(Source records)
_ _ _ _ _

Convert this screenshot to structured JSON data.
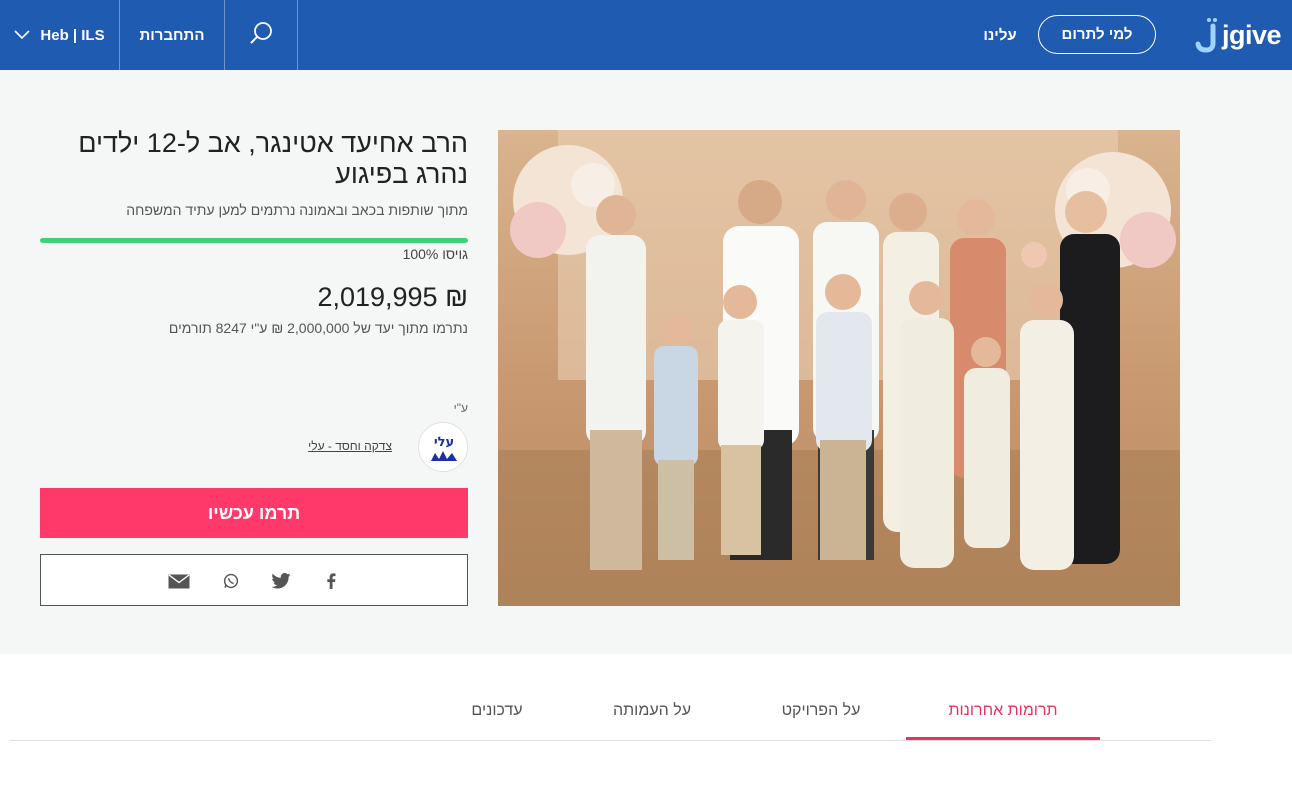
{
  "header": {
    "logo_text": "jgive",
    "donate_button": "למי לתרום",
    "about_link": "עלינו",
    "login_link": "התחברות",
    "lang_currency": "Heb | ILS",
    "search_icon": "search-icon",
    "chevron_icon": "chevron-down-icon",
    "colors": {
      "bar": "#1f5bb0"
    }
  },
  "campaign": {
    "title": "הרב אחיעד אטינגר, אב ל-12 ילדים נהרג בפיגוע",
    "subtitle": "מתוך שותפות בכאב ובאמונה נרתמים למען עתיד המשפחה",
    "progress_percent": 100,
    "funded_label": "גויסו 100%",
    "raised_amount": "₪ 2,019,995",
    "goal_text": "נתרמו מתוך יעד של 2,000,000 ₪ ע\"י 8247 תורמים",
    "by_label": "ע\"י",
    "org_name": "צדקה וחסד - עלי",
    "org_logo_text": "עלי",
    "cta_label": "תרמו עכשיו",
    "share_icons": [
      "facebook-icon",
      "twitter-icon",
      "whatsapp-icon",
      "email-icon"
    ],
    "colors": {
      "cta": "#ff3a6a",
      "progress": "#3fd07a"
    }
  },
  "tabs": [
    {
      "label": "תרומות אחרונות",
      "active": true
    },
    {
      "label": "על הפרויקט",
      "active": false
    },
    {
      "label": "על העמותה",
      "active": false
    },
    {
      "label": "עדכונים",
      "active": false
    }
  ]
}
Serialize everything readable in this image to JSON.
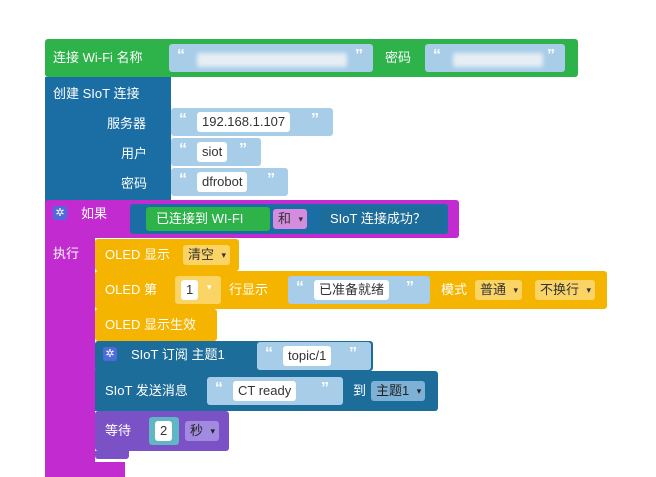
{
  "wifi": {
    "label": "连接 Wi-Fi 名称",
    "password_label": "密码"
  },
  "siot_connect": {
    "label": "创建 SIoT 连接",
    "server_label": "服务器",
    "server_value": "192.168.1.107",
    "user_label": "用户",
    "user_value": "siot",
    "password_label": "密码",
    "password_value": "dfrobot"
  },
  "if_block": {
    "if_label": "如果",
    "do_label": "执行",
    "cond_wifi": "已连接到 WI-FI",
    "and_label": "和",
    "cond_siot": "SIoT 连接成功？"
  },
  "oled_show": {
    "label": "OLED 显示",
    "option": "清空"
  },
  "oled_line": {
    "label_a": "OLED 第",
    "line_value": "1",
    "label_b": "行显示",
    "text": "已准备就绪",
    "mode_label": "模式",
    "mode_value": "普通",
    "wrap_value": "不换行"
  },
  "oled_apply": {
    "label": "OLED 显示生效"
  },
  "subscribe": {
    "label": "SIoT 订阅 主题1",
    "topic": "topic/1"
  },
  "publish": {
    "label": "SIoT 发送消息",
    "message": "CT ready",
    "to_label": "到",
    "topic_value": "主题1"
  },
  "wait": {
    "label": "等待",
    "value": "2",
    "unit": "秒"
  },
  "colors": {
    "green": "#2db34a",
    "blue": "#1a6ea3",
    "magenta": "#c22bcf",
    "oled": "#f5b400",
    "siot": "#1d6d9a",
    "wait": "#7b52c6",
    "text_blue": "#a8cde8"
  }
}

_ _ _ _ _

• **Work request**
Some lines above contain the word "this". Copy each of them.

• **Answer below**
Convert this screenshot to structured JSON data.
Serialize everything readable in this image to JSON.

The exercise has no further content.